What to work on
What is the count of lines in the records that include "Fiscal"? Reply with that number alone.

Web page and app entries
>>

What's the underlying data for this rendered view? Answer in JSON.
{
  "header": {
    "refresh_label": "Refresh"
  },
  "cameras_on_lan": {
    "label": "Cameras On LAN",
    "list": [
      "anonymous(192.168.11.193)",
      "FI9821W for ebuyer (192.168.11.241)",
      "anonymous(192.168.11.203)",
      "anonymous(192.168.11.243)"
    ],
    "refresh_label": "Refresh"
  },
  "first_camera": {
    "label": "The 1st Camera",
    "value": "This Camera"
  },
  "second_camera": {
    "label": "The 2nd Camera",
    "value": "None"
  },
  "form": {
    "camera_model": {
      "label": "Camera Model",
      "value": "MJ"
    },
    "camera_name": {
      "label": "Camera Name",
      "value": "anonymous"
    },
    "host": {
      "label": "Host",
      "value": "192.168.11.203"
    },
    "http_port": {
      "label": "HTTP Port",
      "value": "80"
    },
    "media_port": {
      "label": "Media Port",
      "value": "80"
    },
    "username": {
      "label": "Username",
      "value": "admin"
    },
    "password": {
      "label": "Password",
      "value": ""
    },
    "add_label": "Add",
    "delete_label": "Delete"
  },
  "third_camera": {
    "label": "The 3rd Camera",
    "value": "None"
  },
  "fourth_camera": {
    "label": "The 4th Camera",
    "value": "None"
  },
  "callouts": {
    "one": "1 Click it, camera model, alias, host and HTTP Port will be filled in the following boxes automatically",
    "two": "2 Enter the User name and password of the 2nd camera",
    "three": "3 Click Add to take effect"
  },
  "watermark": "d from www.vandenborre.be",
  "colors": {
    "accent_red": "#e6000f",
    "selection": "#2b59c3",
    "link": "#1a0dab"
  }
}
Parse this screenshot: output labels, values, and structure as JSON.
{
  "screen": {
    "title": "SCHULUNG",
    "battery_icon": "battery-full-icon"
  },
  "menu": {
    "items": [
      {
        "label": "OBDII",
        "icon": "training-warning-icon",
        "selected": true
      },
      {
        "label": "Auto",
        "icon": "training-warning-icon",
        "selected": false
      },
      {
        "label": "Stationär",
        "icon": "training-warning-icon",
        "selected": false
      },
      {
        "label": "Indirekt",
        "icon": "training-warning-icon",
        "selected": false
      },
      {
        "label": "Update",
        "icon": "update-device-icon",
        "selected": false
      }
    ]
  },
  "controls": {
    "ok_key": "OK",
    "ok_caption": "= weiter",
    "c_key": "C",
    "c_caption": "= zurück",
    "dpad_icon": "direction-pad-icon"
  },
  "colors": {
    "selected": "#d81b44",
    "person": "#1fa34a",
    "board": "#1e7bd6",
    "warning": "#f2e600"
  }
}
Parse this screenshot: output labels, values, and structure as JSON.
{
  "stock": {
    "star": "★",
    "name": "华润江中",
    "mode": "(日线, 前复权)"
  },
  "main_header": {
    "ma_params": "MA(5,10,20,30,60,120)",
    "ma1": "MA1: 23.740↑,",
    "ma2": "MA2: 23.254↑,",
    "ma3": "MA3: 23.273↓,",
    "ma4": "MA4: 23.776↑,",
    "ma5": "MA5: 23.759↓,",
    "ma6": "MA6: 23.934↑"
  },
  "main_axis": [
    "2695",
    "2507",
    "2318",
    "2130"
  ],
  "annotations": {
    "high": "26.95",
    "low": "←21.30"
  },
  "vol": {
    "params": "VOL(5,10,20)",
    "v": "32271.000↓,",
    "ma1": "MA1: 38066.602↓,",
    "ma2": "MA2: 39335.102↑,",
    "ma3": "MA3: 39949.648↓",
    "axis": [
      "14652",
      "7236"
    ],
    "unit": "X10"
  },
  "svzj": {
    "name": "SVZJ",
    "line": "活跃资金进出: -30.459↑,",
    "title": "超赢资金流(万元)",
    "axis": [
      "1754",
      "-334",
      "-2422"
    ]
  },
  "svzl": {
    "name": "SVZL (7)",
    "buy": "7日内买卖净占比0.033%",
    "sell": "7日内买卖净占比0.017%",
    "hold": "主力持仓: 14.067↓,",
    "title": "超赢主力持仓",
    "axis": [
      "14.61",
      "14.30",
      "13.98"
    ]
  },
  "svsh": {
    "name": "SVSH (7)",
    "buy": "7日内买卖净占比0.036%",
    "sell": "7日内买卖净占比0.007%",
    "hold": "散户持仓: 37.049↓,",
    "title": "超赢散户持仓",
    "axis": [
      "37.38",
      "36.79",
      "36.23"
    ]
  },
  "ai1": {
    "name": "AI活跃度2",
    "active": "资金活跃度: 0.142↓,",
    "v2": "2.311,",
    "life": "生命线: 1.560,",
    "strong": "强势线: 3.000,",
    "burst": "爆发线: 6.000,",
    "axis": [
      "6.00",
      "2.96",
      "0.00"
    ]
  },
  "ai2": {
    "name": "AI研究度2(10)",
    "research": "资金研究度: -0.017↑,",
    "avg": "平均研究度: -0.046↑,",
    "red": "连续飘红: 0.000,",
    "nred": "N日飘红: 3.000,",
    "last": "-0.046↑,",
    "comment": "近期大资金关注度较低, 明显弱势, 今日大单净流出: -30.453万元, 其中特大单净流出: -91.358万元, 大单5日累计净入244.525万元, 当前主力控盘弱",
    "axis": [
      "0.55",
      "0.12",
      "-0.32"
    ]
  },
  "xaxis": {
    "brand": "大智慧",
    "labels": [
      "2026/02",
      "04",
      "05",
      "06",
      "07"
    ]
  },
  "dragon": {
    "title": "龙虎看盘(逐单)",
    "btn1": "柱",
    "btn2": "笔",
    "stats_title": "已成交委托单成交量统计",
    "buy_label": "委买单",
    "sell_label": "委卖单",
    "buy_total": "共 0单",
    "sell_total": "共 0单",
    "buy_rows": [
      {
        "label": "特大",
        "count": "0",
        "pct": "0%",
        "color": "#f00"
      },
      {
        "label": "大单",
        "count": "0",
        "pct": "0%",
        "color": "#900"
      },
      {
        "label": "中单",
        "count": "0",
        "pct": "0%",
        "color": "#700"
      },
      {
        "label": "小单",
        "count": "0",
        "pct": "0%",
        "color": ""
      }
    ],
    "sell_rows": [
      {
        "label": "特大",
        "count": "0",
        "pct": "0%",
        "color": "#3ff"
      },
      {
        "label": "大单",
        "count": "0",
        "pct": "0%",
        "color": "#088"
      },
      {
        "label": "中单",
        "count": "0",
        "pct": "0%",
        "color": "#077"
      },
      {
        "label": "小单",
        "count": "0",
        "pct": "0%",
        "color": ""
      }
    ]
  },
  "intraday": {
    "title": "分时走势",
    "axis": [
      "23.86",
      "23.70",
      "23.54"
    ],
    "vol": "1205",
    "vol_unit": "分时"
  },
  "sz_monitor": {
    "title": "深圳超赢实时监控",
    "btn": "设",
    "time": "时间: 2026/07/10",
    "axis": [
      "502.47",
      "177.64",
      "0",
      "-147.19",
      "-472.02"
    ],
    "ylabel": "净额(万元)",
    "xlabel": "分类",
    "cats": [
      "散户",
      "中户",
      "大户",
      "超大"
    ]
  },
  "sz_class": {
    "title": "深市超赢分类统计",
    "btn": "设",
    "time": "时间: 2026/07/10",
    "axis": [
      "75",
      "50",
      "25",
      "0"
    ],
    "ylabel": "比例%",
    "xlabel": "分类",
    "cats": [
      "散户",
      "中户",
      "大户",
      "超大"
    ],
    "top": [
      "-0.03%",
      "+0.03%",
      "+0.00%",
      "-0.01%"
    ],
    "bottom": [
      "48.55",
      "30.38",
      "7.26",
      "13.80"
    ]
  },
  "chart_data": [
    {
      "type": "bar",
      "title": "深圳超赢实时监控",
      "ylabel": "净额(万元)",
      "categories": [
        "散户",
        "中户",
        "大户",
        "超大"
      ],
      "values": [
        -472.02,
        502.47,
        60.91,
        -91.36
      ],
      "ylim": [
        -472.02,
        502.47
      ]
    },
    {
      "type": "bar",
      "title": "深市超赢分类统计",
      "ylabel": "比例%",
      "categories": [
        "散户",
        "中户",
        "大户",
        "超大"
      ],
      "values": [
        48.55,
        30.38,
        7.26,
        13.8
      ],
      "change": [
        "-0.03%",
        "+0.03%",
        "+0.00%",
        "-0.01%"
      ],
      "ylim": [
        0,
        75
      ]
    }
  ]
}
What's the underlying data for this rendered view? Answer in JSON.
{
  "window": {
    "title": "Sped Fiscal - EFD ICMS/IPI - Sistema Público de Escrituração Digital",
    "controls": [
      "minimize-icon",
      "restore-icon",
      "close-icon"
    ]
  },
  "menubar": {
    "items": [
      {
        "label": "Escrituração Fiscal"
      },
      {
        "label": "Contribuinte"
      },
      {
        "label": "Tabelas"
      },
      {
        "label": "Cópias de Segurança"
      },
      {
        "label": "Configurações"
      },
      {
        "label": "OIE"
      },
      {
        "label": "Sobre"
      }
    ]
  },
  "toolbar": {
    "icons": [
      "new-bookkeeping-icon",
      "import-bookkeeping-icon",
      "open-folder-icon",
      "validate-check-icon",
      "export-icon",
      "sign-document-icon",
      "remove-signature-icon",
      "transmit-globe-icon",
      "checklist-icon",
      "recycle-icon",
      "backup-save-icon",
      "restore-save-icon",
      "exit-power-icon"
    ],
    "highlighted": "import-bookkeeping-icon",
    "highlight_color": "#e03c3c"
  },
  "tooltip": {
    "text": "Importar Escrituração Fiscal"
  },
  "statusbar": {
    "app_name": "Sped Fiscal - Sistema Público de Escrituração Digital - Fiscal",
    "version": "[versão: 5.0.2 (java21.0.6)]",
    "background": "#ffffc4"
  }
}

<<

Result for this task
4